Task brief: Go through the data below and copy each line where the word "книжная" occurs.

(Stored data)

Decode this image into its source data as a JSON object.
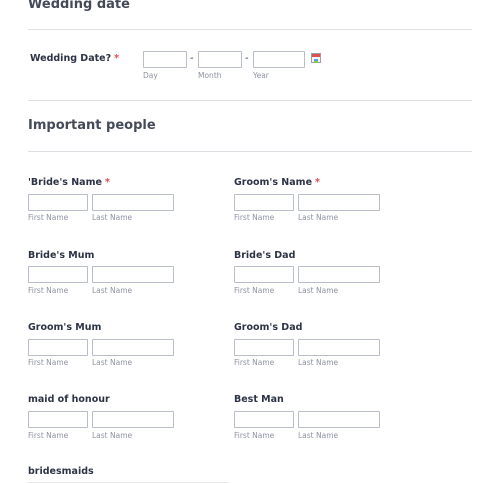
{
  "wedding_section": {
    "title": "Wedding date",
    "date_label": "Wedding Date?",
    "required_mark": "*",
    "separator": "-",
    "day_sub": "Day",
    "month_sub": "Month",
    "year_sub": "Year",
    "calendar_icon": "calendar-icon"
  },
  "people_section": {
    "title": "Important people",
    "first_sub": "First Name",
    "last_sub": "Last Name",
    "required_mark": "*",
    "fields": {
      "bride": {
        "label": "'Bride's Name",
        "required": true
      },
      "groom": {
        "label": "Groom's Name",
        "required": true
      },
      "brides_mum": {
        "label": "Bride's Mum"
      },
      "brides_dad": {
        "label": "Bride's Dad"
      },
      "grooms_mum": {
        "label": "Groom's Mum"
      },
      "grooms_dad": {
        "label": "Groom's Dad"
      },
      "maid": {
        "label": "maid of honour"
      },
      "best_man": {
        "label": "Best Man"
      },
      "bridesmaids": {
        "label": "bridesmaids"
      }
    }
  }
}
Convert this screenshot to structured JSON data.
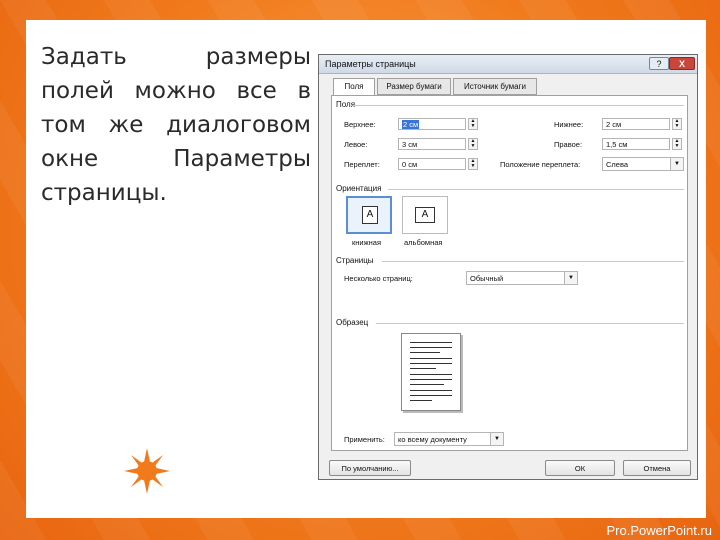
{
  "slide": {
    "text": "Задать размеры полей можно все в том же диалоговом окне Параметры страницы.",
    "watermark": "Pro.PowerPoint.ru"
  },
  "dialog": {
    "title": "Параметры страницы",
    "help": "?",
    "close": "X",
    "tabs": [
      "Поля",
      "Размер бумаги",
      "Источник бумаги"
    ],
    "active_tab": "Поля",
    "margins": {
      "section": "Поля",
      "top_label": "Верхнее:",
      "top_value": "2 см",
      "bottom_label": "Нижнее:",
      "bottom_value": "2 см",
      "left_label": "Левое:",
      "left_value": "3 см",
      "right_label": "Правое:",
      "right_value": "1,5 см",
      "gutter_label": "Переплет:",
      "gutter_value": "0 см",
      "gutter_pos_label": "Положение переплета:",
      "gutter_pos_value": "Слева"
    },
    "orientation": {
      "section": "Ориентация",
      "portrait": "книжная",
      "landscape": "альбомная",
      "selected": "книжная"
    },
    "pages": {
      "section": "Страницы",
      "multiple_label": "Несколько страниц:",
      "multiple_value": "Обычный"
    },
    "preview": {
      "section": "Образец"
    },
    "apply": {
      "label": "Применить:",
      "value": "ко всему документу"
    },
    "buttons": {
      "default": "По умолчанию...",
      "ok": "ОК",
      "cancel": "Отмена"
    }
  },
  "colors": {
    "accent": "#f07a1c",
    "selection": "#3875d7"
  }
}
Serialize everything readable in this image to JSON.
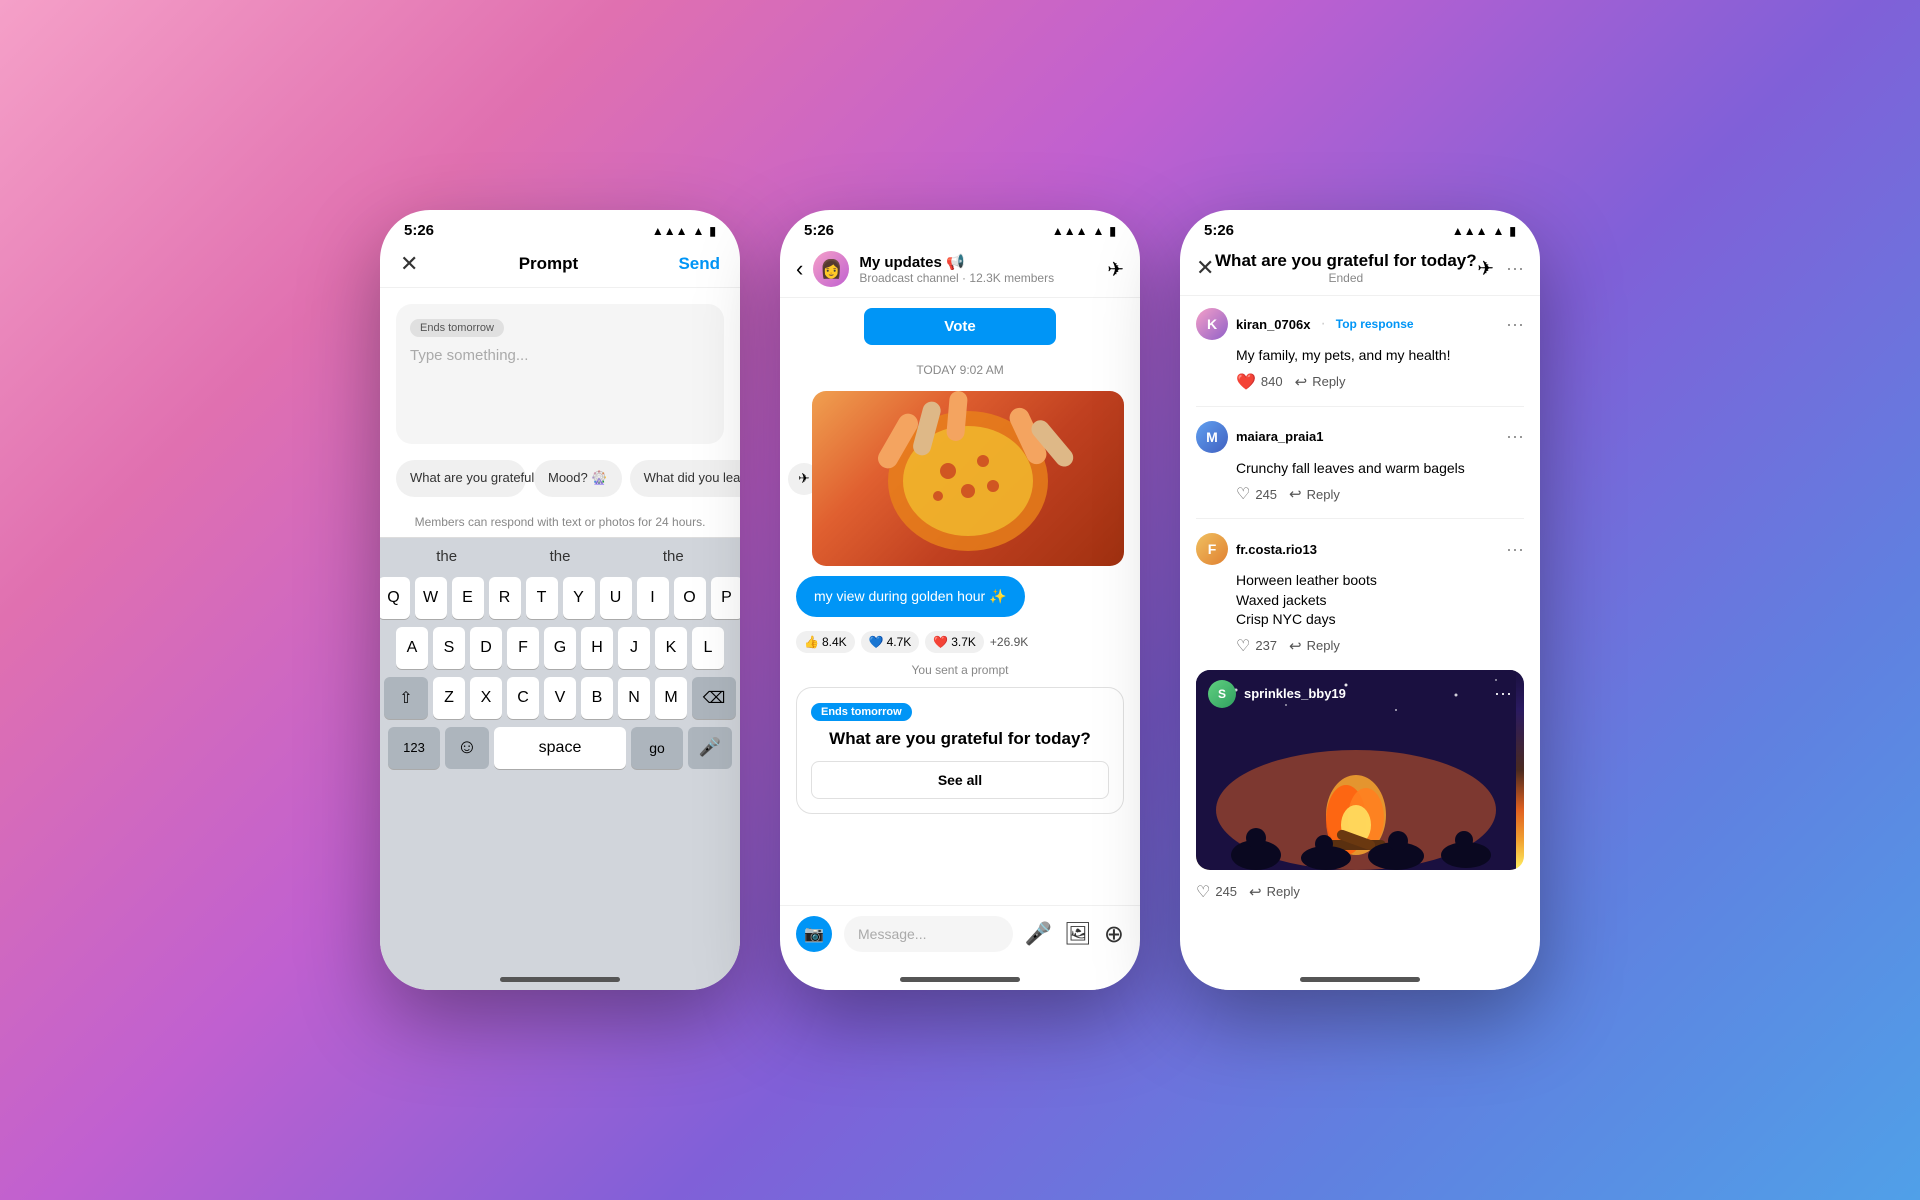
{
  "background": "gradient-pink-purple-blue",
  "phones": [
    {
      "id": "phone1",
      "type": "prompt-creator",
      "statusBar": {
        "time": "5:26",
        "signal": "▲▲▲",
        "wifi": "wifi",
        "battery": "🔋"
      },
      "header": {
        "close": "✕",
        "title": "Prompt",
        "send": "Send"
      },
      "inputArea": {
        "badge": "Ends tomorrow",
        "placeholder": "Type something..."
      },
      "chips": [
        "What are you grateful for today?",
        "Mood? 🎡",
        "What did you learn this week"
      ],
      "membersNote": "Members can respond with text or photos for 24 hours.",
      "keyboardSuggestions": [
        "the",
        "the",
        "the"
      ],
      "keyboardRows": [
        [
          "Q",
          "W",
          "E",
          "R",
          "T",
          "Y",
          "U",
          "I",
          "O",
          "P"
        ],
        [
          "A",
          "S",
          "D",
          "F",
          "G",
          "H",
          "J",
          "K",
          "L"
        ],
        [
          "⇧",
          "Z",
          "X",
          "C",
          "V",
          "B",
          "N",
          "M",
          "⌫"
        ],
        [
          "123",
          "space",
          "go"
        ]
      ]
    },
    {
      "id": "phone2",
      "type": "channel-chat",
      "statusBar": {
        "time": "5:26"
      },
      "header": {
        "back": "‹",
        "channelName": "My updates 📢",
        "channelSub": "Broadcast channel · 12.3K members",
        "sendIcon": "✈",
        "moreIcon": "···"
      },
      "chat": {
        "voteButton": "Vote",
        "timeLabel": "TODAY 9:02 AM",
        "messageBubble": "my view during golden hour ✨",
        "reactions": [
          {
            "emoji": "👍",
            "count": "8.4K"
          },
          {
            "emoji": "💙",
            "count": "4.7K"
          },
          {
            "emoji": "❤️",
            "count": "3.7K"
          },
          {
            "extra": "+26.9K"
          }
        ],
        "youSentLabel": "You sent a prompt",
        "promptCard": {
          "badge": "Ends tomorrow",
          "question": "What are you grateful for today?",
          "seeAll": "See all"
        }
      },
      "inputBar": {
        "placeholder": "Message...",
        "cameraIcon": "📷",
        "micIcon": "🎤",
        "galleryIcon": "🖼",
        "addIcon": "+"
      }
    },
    {
      "id": "phone3",
      "type": "responses",
      "statusBar": {
        "time": "5:26"
      },
      "header": {
        "close": "✕",
        "title": "What are you grateful for today?",
        "ended": "Ended",
        "sendIcon": "✈",
        "moreIcon": "···"
      },
      "responses": [
        {
          "username": "kiran_0706x",
          "badge": "Top response",
          "text": "My family, my pets, and my health!",
          "likes": "840",
          "likeType": "heart-filled",
          "hasReply": true,
          "replyLabel": "Reply"
        },
        {
          "username": "maiara_praia1",
          "text": "Crunchy fall leaves and warm bagels",
          "likes": "245",
          "likeType": "heart-outline",
          "hasReply": true,
          "replyLabel": "Reply"
        },
        {
          "username": "fr.costa.rio13",
          "text": "Horween leather boots\nWaxed jackets\nCrisp NYC days",
          "likes": "237",
          "likeType": "heart-outline",
          "hasReply": true,
          "replyLabel": "Reply"
        },
        {
          "username": "sprinkles_bby19",
          "isPhoto": true,
          "photoType": "campfire",
          "likes": "245",
          "likeType": "heart-outline",
          "hasReply": true,
          "replyLabel": "Reply"
        }
      ]
    }
  ]
}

Response to the task:
      "portrait": "книжная",
      "selected": "книжная"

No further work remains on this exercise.